Output every line of the listing, exactly and completely.

----

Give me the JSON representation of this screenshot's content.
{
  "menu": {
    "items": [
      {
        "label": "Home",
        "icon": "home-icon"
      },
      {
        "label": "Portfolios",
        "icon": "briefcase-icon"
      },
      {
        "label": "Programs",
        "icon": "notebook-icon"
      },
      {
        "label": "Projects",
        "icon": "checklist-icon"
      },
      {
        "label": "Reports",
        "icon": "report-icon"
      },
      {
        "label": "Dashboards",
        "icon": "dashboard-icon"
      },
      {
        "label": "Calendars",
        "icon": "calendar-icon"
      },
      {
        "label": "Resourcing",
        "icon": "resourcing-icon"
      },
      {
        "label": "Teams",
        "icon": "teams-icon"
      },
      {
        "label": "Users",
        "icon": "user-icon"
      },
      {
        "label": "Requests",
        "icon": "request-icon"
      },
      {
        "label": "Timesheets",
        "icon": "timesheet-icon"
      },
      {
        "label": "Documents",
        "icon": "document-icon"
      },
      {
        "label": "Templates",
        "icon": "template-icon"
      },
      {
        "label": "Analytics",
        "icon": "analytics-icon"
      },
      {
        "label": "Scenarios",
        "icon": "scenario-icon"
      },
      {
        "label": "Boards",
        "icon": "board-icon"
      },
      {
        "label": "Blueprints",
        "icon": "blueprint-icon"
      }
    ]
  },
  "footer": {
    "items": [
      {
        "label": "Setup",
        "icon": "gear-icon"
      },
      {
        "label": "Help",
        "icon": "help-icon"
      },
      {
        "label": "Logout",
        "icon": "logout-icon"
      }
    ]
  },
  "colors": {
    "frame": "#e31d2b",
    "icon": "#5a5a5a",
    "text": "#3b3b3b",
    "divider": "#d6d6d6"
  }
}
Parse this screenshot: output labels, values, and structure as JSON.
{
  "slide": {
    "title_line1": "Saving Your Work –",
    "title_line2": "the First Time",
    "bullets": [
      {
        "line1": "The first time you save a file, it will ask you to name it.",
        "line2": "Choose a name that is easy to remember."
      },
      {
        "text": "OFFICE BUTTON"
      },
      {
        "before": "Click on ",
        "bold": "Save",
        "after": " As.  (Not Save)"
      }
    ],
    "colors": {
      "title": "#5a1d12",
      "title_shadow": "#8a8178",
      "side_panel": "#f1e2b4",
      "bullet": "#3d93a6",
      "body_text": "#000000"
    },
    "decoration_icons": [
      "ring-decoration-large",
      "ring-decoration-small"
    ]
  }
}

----

## Your solution
Give me the JSON representation of this screenshot's content.
{
  "menu": {
    "items": [
      {
        "label": "Home",
        "icon": "home-icon"
      },
      {
        "label": "Portfolios",
        "icon": "briefcase-icon"
      },
      {
        "label": "Programs",
        "icon": "notebook-icon"
      },
      {
        "label": "Projects",
        "icon": "checklist-icon"
      },
      {
        "label": "Reports",
        "icon": "report-icon"
      },
      {
        "label": "Dashboards",
        "icon": "dashboard-icon"
      },
      {
        "label": "Calendars",
        "icon": "calendar-icon"
      },
      {
        "label": "Resourcing",
        "icon": "resourcing-icon"
      },
      {
        "label": "Teams",
        "icon": "teams-icon"
      },
      {
        "label": "Users",
        "icon": "user-icon"
      },
      {
        "label": "Requests",
        "icon": "request-icon"
      },
      {
        "label": "Timesheets",
        "icon": "timesheet-icon"
      },
      {
        "label": "Documents",
        "icon": "document-icon"
      },
      {
        "label": "Templates",
        "icon": "template-icon"
      },
      {
        "label": "Analytics",
        "icon": "analytics-icon"
      },
      {
        "label": "Scenarios",
        "icon": "scenario-icon"
      },
      {
        "label": "Boards",
        "icon": "board-icon"
      },
      {
        "label": "Blueprints",
        "icon": "blueprint-icon"
      }
    ]
  },
  "footer": {
    "items": [
      {
        "label": "Setup",
        "icon": "gear-icon"
      },
      {
        "label": "Help",
        "icon": "help-icon"
      },
      {
        "label": "Logout",
        "icon": "logout-icon"
      }
    ]
  },
  "colors": {
    "frame": "#e31d2b",
    "icon": "#5a5a5a",
    "text": "#3b3b3b",
    "divider": "#d6d6d6"
  }
}
Parse this screenshot: output labels, values, and structure as JSON.
{
  "slide": {
    "title_line1": "Saving Your Work –",
    "title_line2": "the First Time",
    "bullets": [
      {
        "line1": "The first time you save a file, it will ask you to name it.",
        "line2": "Choose a name that is easy to remember."
      },
      {
        "text": "OFFICE BUTTON"
      },
      {
        "before": "Click on ",
        "bold": "Save",
        "after": " As.  (Not Save)"
      }
    ],
    "colors": {
      "title": "#5a1d12",
      "title_shadow": "#8a8178",
      "side_panel": "#f1e2b4",
      "bullet": "#3d93a6",
      "body_text": "#000000"
    },
    "decoration_icons": [
      "ring-decoration-large",
      "ring-decoration-small"
    ]
  }
}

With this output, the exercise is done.